Each line below that contains "state" counts once; report the total and nothing more.

____ RECORDS TO PROCESS

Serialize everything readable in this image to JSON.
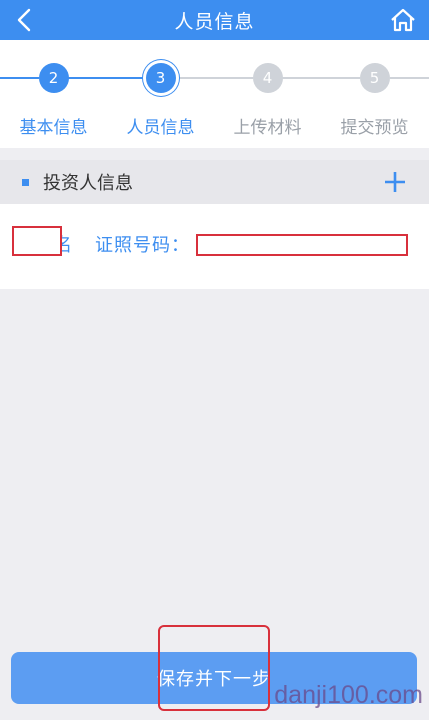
{
  "header": {
    "title": "人员信息"
  },
  "steps": [
    {
      "number": "2",
      "label": "基本信息",
      "state": "done"
    },
    {
      "number": "3",
      "label": "人员信息",
      "state": "current"
    },
    {
      "number": "4",
      "label": "上传材料",
      "state": "todo"
    },
    {
      "number": "5",
      "label": "提交预览",
      "state": "todo"
    }
  ],
  "section": {
    "title": "投资人信息"
  },
  "row": {
    "name_label": "名",
    "id_label": "证照号码："
  },
  "footer": {
    "submit_label": "保存并下一步"
  },
  "watermark": "danji100.com",
  "colors": {
    "primary": "#3d8ef0",
    "button": "#5c9df2",
    "annotation": "#d8303c"
  }
}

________

▶ _SOLUTION TO THIS PROBLEM_
4